EXERCISE INSTRUCTIONS: The listing below is to be reproduced in full, character for character.
START SUPPLIED MATERIAL
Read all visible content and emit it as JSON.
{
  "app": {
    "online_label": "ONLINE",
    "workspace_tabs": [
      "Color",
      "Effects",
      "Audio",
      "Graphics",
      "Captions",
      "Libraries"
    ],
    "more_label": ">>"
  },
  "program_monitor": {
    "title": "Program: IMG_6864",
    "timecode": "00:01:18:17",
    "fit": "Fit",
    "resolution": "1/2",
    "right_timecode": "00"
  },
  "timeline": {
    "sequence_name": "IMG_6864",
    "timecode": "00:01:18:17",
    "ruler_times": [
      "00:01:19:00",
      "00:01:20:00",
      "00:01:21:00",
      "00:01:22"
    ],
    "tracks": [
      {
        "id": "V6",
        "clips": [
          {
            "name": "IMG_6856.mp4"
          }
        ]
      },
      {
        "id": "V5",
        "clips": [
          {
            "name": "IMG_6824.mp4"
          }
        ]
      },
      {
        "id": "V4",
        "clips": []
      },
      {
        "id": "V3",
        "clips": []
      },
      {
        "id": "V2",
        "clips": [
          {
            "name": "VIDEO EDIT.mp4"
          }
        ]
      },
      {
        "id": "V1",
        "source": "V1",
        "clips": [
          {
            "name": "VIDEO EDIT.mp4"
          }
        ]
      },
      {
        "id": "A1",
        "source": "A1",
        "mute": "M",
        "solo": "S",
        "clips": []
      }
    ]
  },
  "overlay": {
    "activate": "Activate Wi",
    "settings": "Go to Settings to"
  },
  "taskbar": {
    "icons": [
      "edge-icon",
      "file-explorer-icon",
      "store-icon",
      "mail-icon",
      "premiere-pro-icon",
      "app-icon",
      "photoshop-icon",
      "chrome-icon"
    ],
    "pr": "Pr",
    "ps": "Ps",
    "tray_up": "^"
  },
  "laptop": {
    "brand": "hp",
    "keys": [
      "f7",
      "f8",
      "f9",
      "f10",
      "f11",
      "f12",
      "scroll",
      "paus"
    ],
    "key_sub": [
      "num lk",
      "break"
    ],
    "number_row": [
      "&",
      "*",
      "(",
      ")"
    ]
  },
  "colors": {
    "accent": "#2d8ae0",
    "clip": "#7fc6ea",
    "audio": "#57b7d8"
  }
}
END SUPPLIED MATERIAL
ANSWER:
Read all visible content and emit it as JSON.
{
  "app": {
    "online_label": "ONLINE",
    "workspace_tabs": [
      "Color",
      "Effects",
      "Audio",
      "Graphics",
      "Captions",
      "Libraries"
    ],
    "more_label": ">>"
  },
  "program_monitor": {
    "title": "Program: IMG_6864",
    "timecode": "00:01:18:17",
    "fit": "Fit",
    "resolution": "1/2",
    "right_timecode": "00"
  },
  "timeline": {
    "sequence_name": "IMG_6864",
    "timecode": "00:01:18:17",
    "ruler_times": [
      "00:01:19:00",
      "00:01:20:00",
      "00:01:21:00",
      "00:01:22"
    ],
    "tracks": [
      {
        "id": "V6",
        "clips": [
          {
            "name": "IMG_6856.mp4"
          }
        ]
      },
      {
        "id": "V5",
        "clips": [
          {
            "name": "IMG_6824.mp4"
          }
        ]
      },
      {
        "id": "V4",
        "clips": []
      },
      {
        "id": "V3",
        "clips": []
      },
      {
        "id": "V2",
        "clips": [
          {
            "name": "VIDEO EDIT.mp4"
          }
        ]
      },
      {
        "id": "V1",
        "source": "V1",
        "clips": [
          {
            "name": "VIDEO EDIT.mp4"
          }
        ]
      },
      {
        "id": "A1",
        "source": "A1",
        "mute": "M",
        "solo": "S",
        "clips": []
      }
    ]
  },
  "overlay": {
    "activate": "Activate Wi",
    "settings": "Go to Settings to"
  },
  "taskbar": {
    "icons": [
      "edge-icon",
      "file-explorer-icon",
      "store-icon",
      "mail-icon",
      "premiere-pro-icon",
      "app-icon",
      "photoshop-icon",
      "chrome-icon"
    ],
    "pr": "Pr",
    "ps": "Ps",
    "tray_up": "^"
  },
  "laptop": {
    "brand": "hp",
    "keys": [
      "f7",
      "f8",
      "f9",
      "f10",
      "f11",
      "f12",
      "scroll",
      "paus"
    ],
    "key_sub": [
      "num lk",
      "break"
    ],
    "number_row": [
      "&",
      "*",
      "(",
      ")"
    ]
  },
  "colors": {
    "accent": "#2d8ae0",
    "clip": "#7fc6ea",
    "audio": "#57b7d8"
  }
}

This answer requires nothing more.